Employees confronted with non-compete agreements often face an impossible situation. Even though there is an emerging trend in Pennsylvania courts where non-compete agreements are being voided, the cost of litigation often precludes employees from taking affirmative action. A recent Allegheny County case, Bosses v. Servicelink, C. C. P. Allegheny City, G.D. No. 12-012206 (Ward J.), shows that where a Plaintiff has sufficient resources to take affirmative action, a plaintiff’s declaratory judgment may be granted based upon established law.
In Bosses, the plaintiff began working for one company in a clerical position and rose to a Vice President position by the time the company was acquired by another company. At the time of the acquisition, the Plaintiff received a number of documents but did not sign the noncompete agreement until one month later when he was told he would lose his job if he did not sign. Several years later the Plaintiff received a job offer from another company, contingent upon becoming unencumbered by the non-compete.

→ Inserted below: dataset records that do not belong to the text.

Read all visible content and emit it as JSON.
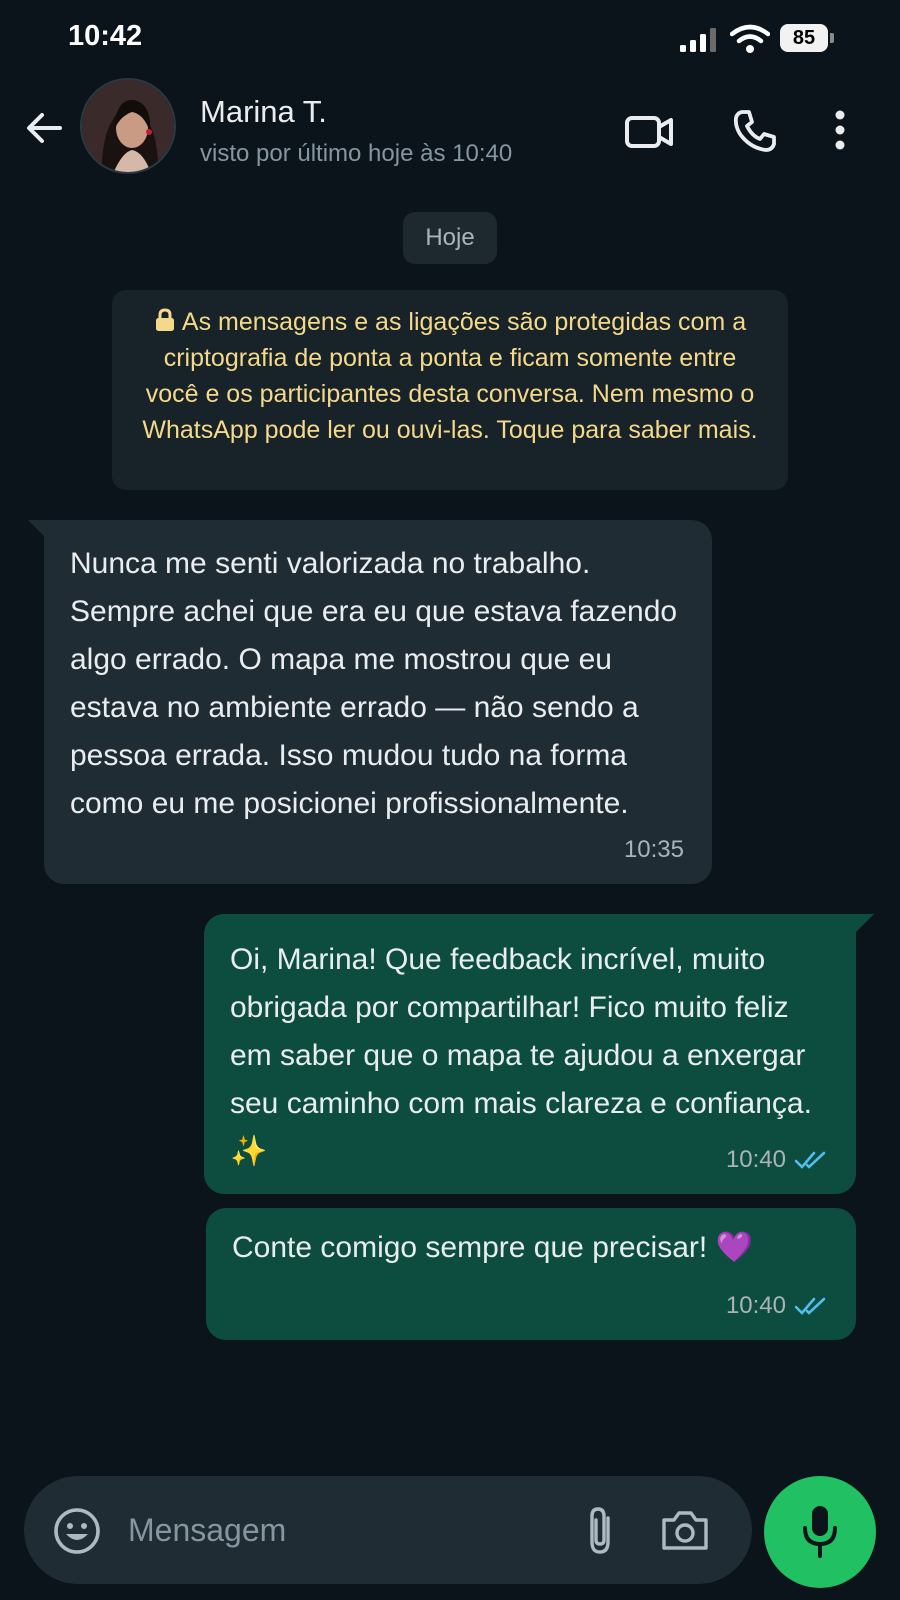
{
  "status_bar": {
    "time": "10:42",
    "battery": "85"
  },
  "header": {
    "contact_name": "Marina T.",
    "last_seen": "visto por último hoje às 10:40",
    "icons": [
      "back-arrow-icon",
      "video-call-icon",
      "phone-icon",
      "more-icon"
    ]
  },
  "chat": {
    "date_chip": "Hoje",
    "encryption_notice": "As mensagens e as ligações são protegidas com a criptografia de ponta a ponta e ficam somente entre você e os participantes desta conversa. Nem mesmo o WhatsApp pode ler ou ouvi-las. Toque para saber mais.",
    "messages": [
      {
        "direction": "incoming",
        "text": "Nunca me senti valorizada no trabalho. Sempre achei que era eu que estava fazendo algo errado. O mapa me mostrou que eu estava no ambiente errado — não sendo a pessoa errada. Isso mudou tudo na forma como eu me posicionei profissionalmente.",
        "time": "10:35"
      },
      {
        "direction": "outgoing",
        "text": "Oi, Marina! Que feedback incrível, muito obrigada por compartilhar! Fico muito feliz em saber que o mapa te ajudou a enxergar seu caminho com mais clareza e confiança. ✨",
        "time": "10:40",
        "status": "read"
      },
      {
        "direction": "outgoing",
        "text": "Conte comigo sempre que precisar! 💜",
        "time": "10:40",
        "status": "read"
      }
    ]
  },
  "input": {
    "placeholder": "Mensagem"
  },
  "colors": {
    "background": "#0b141a",
    "incoming_bubble": "#202c33",
    "outgoing_bubble": "#0d4d3f",
    "accent_green": "#21c063",
    "read_ticks": "#53bdeb",
    "notice_text": "#f4d98a"
  }
}
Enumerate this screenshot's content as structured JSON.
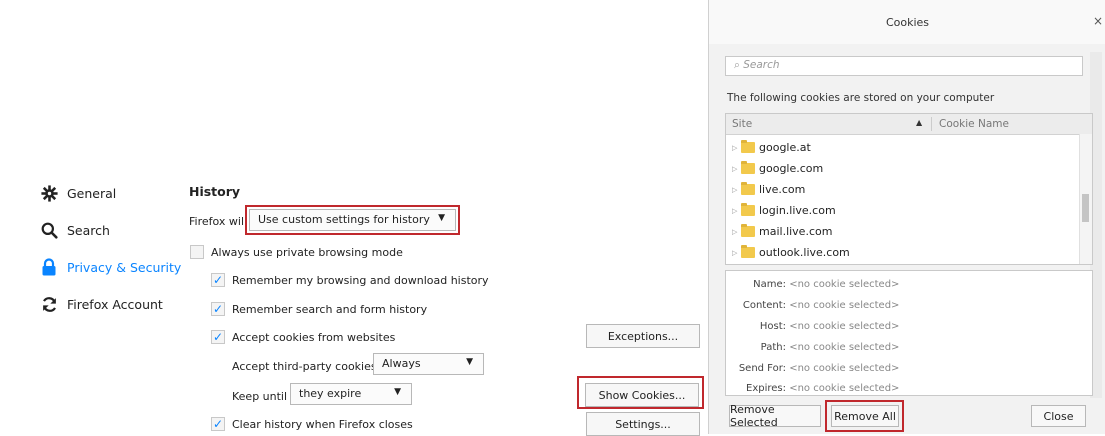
{
  "sidebar": {
    "items": [
      {
        "label": "General",
        "icon": "gear-icon"
      },
      {
        "label": "Search",
        "icon": "search-icon"
      },
      {
        "label": "Privacy & Security",
        "icon": "lock-icon"
      },
      {
        "label": "Firefox Account",
        "icon": "sync-icon"
      }
    ],
    "active_color": "#0a84ff"
  },
  "history": {
    "title": "History",
    "firefox_will_label": "Firefox will",
    "history_mode": "Use custom settings for history",
    "private_mode_label": "Always use private browsing mode",
    "remember_browsing_label": "Remember my browsing and download history",
    "remember_search_label": "Remember search and form history",
    "accept_cookies_label": "Accept cookies from websites",
    "exceptions_button": "Exceptions...",
    "third_party_label": "Accept third-party cookies",
    "third_party_value": "Always",
    "keep_until_label": "Keep until",
    "keep_until_value": "they expire",
    "show_cookies_button": "Show Cookies...",
    "clear_history_label": "Clear history when Firefox closes",
    "settings_button": "Settings..."
  },
  "highlight_color": "#c0282d",
  "cookies_dialog": {
    "title": "Cookies",
    "close_glyph": "×",
    "search_placeholder": "Search",
    "description": "The following cookies are stored on your computer",
    "col_site": "Site",
    "col_cookie_name": "Cookie Name",
    "sites": [
      "google.at",
      "google.com",
      "live.com",
      "login.live.com",
      "mail.live.com",
      "outlook.live.com"
    ],
    "details": {
      "name_label": "Name:",
      "content_label": "Content:",
      "host_label": "Host:",
      "path_label": "Path:",
      "send_for_label": "Send For:",
      "expires_label": "Expires:",
      "empty_value": "<no cookie selected>"
    },
    "remove_selected_button": "Remove Selected",
    "remove_all_button": "Remove All",
    "close_button": "Close"
  }
}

The Court relied upon many principals Plaintiffs can rely upon to invalidate restrictive covenants: the loss of a business opportunity may be characterized as an irreparable injury, Santoro v. Morse, 781 A.2d 1220, 1227-28 (Pa.Super. 2001); an employee has an important interest in being able to earn a living in his chosen profession.” All-Pak, Inc. v. Johnston, 694 A.2d 347, 351 (Pa.Super. 1997); and restrictive covenants are not favored in Pennsylvania, as they can be seen as a trade restraint preventing a former employee from earning a living. Hess v. Gebhard & Co, 808 A.2d 912, 920 (Pa. 2002). Ultimately, in Bosses, the court cited established law concluding that “a restrictive covenant will not be enforced if no consideration was exchanged for its execution.” Shepherd v. Pittsburgh Glass Works, LLC, 25 A.3d 1233, 1243 (Pa.Super. 2011.
Bosses shows that when an employee has the resources to take affirmative action, established appellate law in Pennsylvania can lead to positive results. Unfortunately, when an employee is not an executive, the end result can be much different, solely as a consequence of not having the resources to take on a well financed corporation. This is a key difference between non-compete litigation and a typical employment discrimination case, where the Plaintiff is solely seeking money damages. Fortunately, Plaintiffs in employment discrimination cases often have the support of attorneys willing to enter into contingency fee agreements which can make the playing field more equal.
For more information on non-compete agreements and Abramson Employment Law see http://www.job-discrimination.com/lawyer-attorney-1134689.html